Let Alexa Estimate Your Device’s Energy Consumption for You
For devices such as smart lights and TVs, you can let Alexa estimate your device’s energy consumption and show customers estimated energy consumption in the dashboard. To enable Alexa energy estimates for your devices you can now use the Alexa.DeviceUsage.Estimation API to report the required power rating metadata such as On & Off wattage to Alexa as part of your device’s discovery response. Alexa will use your state and change reports to determine how long a device has been on and combine this with the power metadata you provide to estimate your device’s energy consumption in the Alexa app. For example, when combining On wattage for smart lights with the PowerController, BrightnessController, and ColorTemperature change reports, Alexa will determine the amount of time the light was on and estimate the energy it consumed.
Additionally, for smart lights, switches, and plugs used to control lights, and TVs that already report state changes for the Alexa PowerController API proactively via state and change reporting, your customers can simply enter the required power metadata directly in the Alexa app to start tracking the estimated energy used on your device. This is particularly useful for switches and plugs that don’t have energy monitoring capabilities and also don’t know the power rating (e.g. wattage) of the device they control. Phillips, Hisense, Tuya, LIFX, Sengled, eWelink and Alea Labs will be using energy estimation for their devices that don't currently support energy tracking.
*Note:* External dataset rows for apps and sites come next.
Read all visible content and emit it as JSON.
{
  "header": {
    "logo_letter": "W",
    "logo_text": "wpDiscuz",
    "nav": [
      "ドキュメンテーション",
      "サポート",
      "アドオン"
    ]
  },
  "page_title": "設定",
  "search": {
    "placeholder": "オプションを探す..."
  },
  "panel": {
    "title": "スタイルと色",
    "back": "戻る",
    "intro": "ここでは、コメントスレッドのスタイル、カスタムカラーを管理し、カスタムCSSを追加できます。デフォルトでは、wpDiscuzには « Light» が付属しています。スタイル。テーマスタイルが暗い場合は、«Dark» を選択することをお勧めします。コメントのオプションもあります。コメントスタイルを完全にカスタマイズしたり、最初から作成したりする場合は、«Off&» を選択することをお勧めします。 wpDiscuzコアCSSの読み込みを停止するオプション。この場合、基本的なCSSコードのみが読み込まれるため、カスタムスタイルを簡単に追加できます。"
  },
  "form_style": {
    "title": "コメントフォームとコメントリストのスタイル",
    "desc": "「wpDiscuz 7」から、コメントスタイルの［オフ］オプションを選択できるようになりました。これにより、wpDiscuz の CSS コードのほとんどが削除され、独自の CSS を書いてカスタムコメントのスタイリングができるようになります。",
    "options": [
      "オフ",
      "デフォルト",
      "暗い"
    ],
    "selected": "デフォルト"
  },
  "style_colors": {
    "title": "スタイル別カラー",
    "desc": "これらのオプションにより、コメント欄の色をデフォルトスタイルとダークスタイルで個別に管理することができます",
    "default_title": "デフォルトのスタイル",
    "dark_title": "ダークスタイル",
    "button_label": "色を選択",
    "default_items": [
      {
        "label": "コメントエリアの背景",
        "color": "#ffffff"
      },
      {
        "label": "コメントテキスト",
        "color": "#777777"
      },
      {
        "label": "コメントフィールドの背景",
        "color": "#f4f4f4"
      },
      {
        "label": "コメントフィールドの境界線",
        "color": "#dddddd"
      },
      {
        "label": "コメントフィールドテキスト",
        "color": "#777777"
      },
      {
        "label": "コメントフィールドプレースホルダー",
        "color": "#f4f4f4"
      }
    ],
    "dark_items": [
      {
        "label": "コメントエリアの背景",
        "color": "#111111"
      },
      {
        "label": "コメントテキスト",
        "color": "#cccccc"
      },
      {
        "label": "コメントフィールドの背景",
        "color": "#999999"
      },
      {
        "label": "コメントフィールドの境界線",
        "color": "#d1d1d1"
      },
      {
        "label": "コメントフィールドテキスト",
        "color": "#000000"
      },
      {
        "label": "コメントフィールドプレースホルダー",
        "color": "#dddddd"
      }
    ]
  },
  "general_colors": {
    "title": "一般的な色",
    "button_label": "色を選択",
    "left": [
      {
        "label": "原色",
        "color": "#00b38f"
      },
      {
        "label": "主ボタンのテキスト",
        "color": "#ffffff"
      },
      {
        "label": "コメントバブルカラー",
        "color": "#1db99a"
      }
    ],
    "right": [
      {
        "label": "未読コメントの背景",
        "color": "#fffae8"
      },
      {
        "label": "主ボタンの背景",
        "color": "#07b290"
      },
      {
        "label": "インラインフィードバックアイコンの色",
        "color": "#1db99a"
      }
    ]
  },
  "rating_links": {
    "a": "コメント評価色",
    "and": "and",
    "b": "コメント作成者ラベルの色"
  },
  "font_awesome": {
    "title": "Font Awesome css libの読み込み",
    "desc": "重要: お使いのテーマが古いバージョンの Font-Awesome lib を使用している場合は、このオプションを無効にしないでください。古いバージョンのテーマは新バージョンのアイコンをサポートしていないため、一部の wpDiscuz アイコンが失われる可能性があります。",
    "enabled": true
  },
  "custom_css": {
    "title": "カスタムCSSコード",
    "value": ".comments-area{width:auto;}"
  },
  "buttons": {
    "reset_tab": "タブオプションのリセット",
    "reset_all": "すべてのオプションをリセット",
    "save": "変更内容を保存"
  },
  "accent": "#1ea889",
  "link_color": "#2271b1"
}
For smart thermostats, you can now use the new Alexa.ThermostatController.HVAC.Components API to send Alexa change reports that include On/Off states and time stamps for each of the heating and cooling elements that your thermostats control. Alexa uses this component level data along with customer inputs, such as approximate square footage of their home, to estimate the energy consumed by the Heating and Cooling system controlled by the thermostat. Join brands like Resideo’s Honeywell Home Solutions and Emerson who are offering this capability to their customers.
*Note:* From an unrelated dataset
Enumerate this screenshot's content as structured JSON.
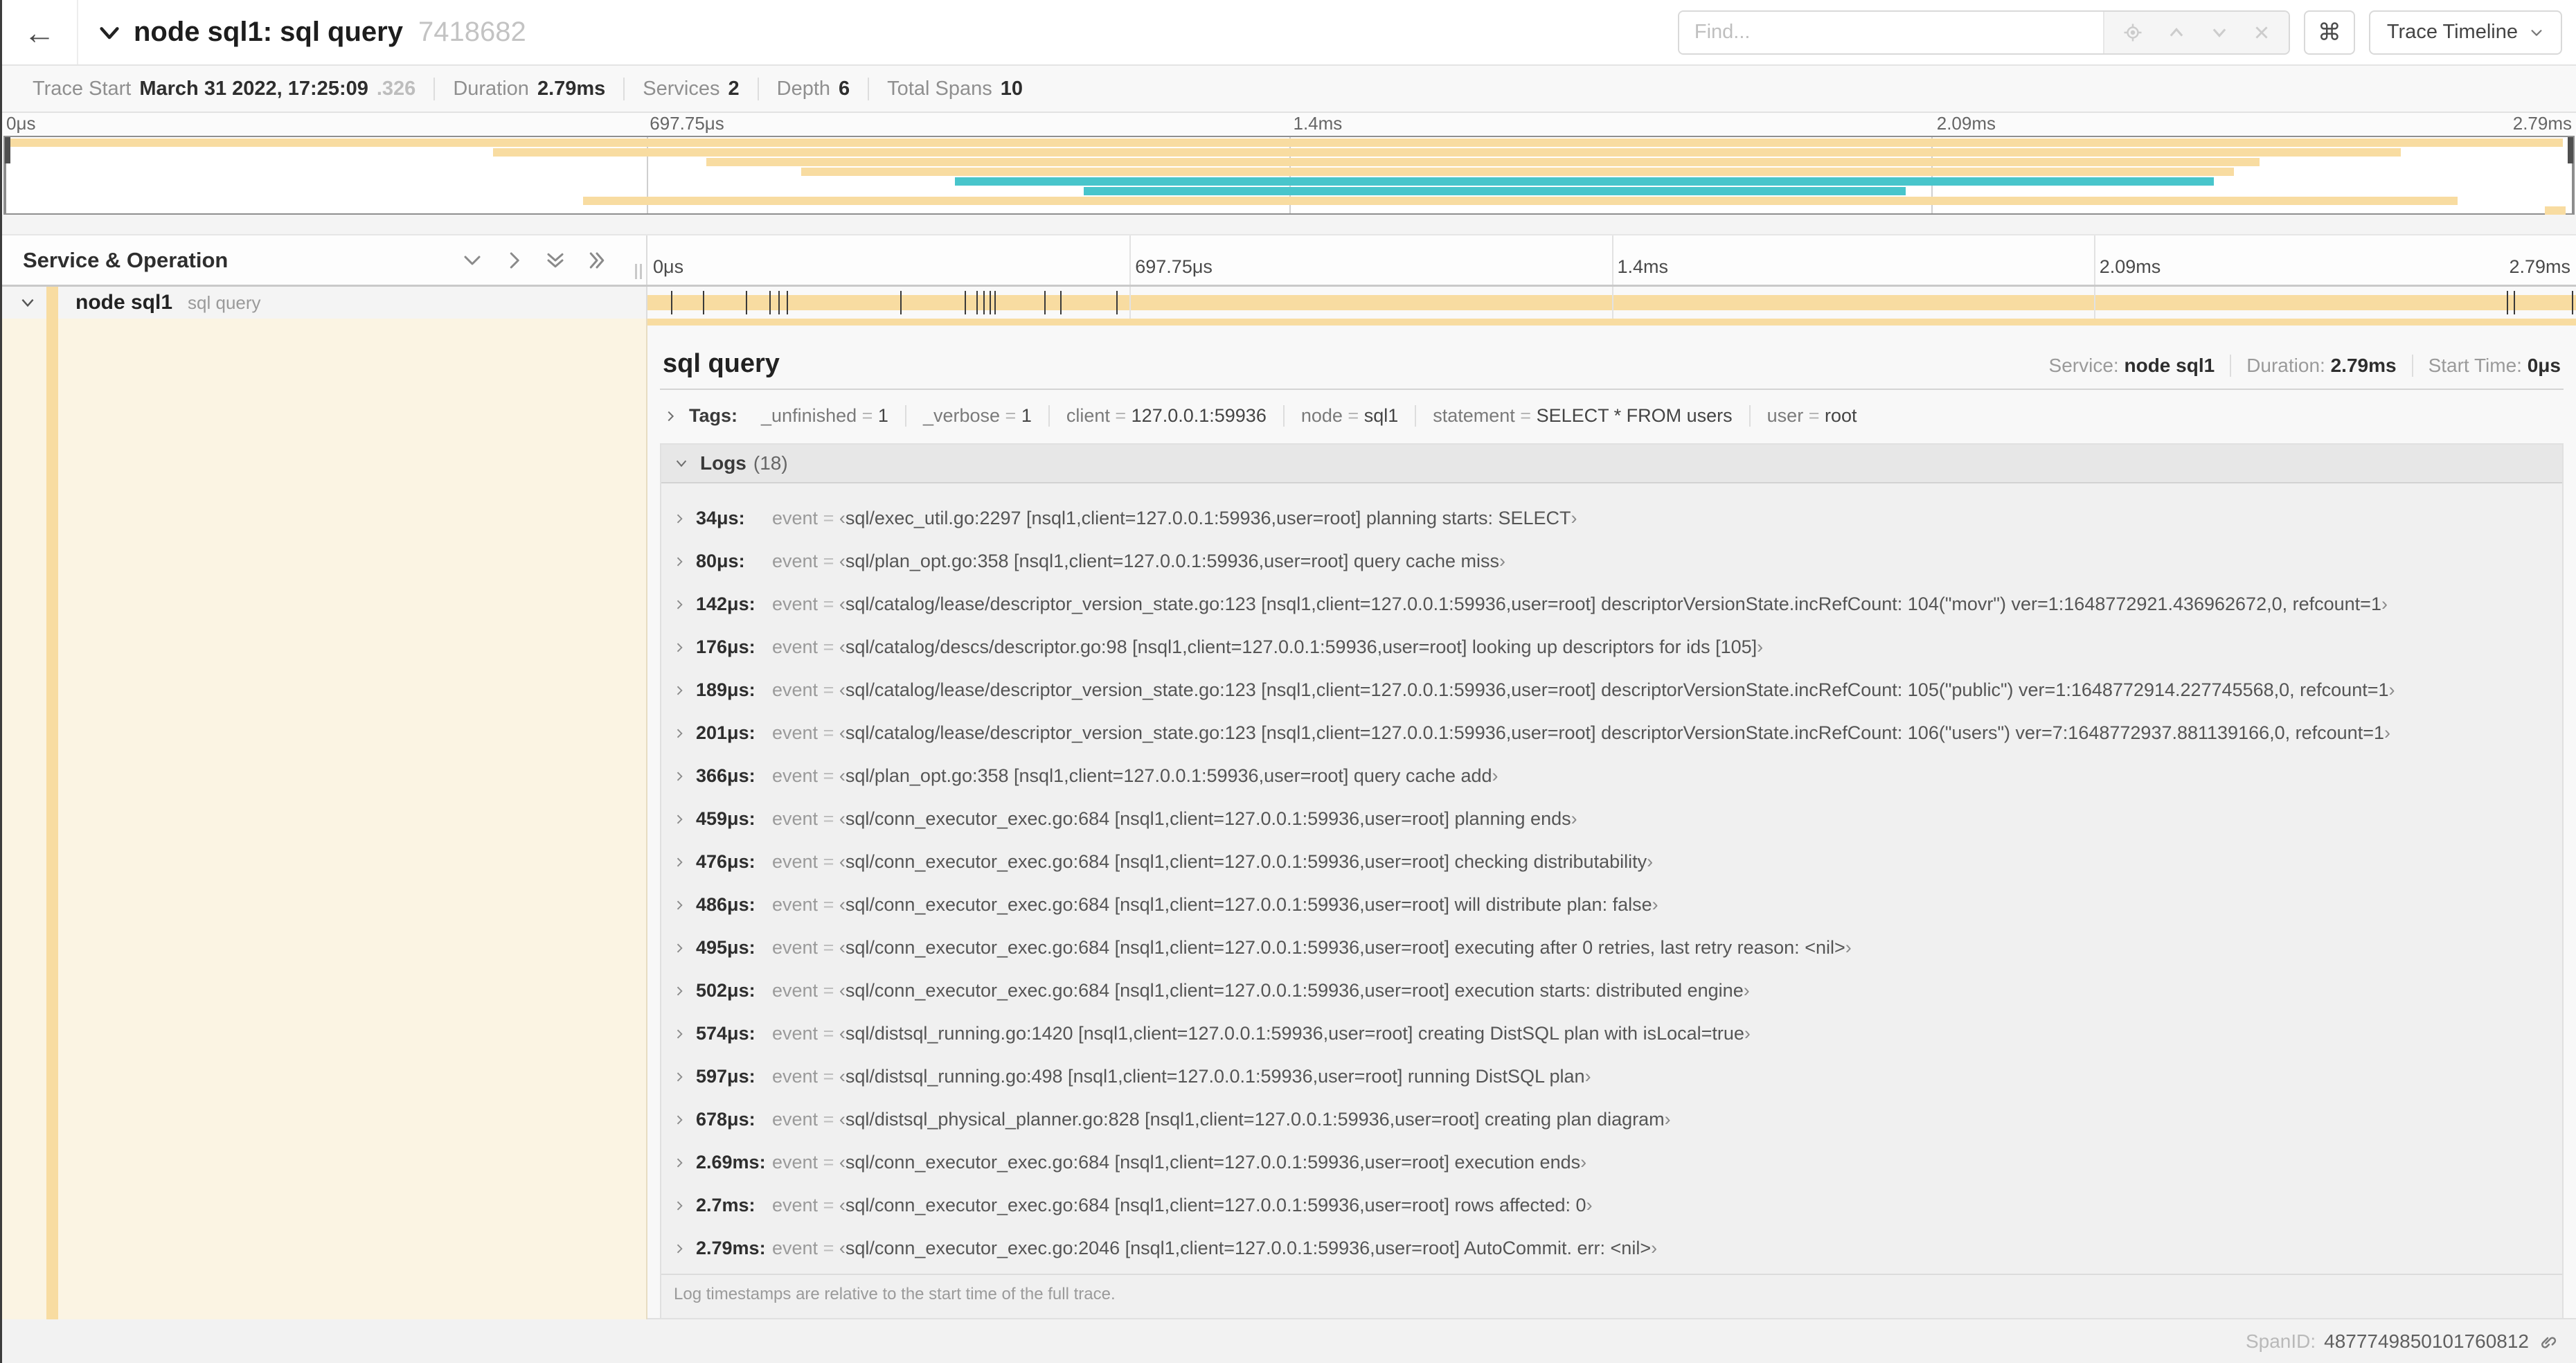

You can get started integrating your compatible devices with the energy dashboard today by viewing our documentation below.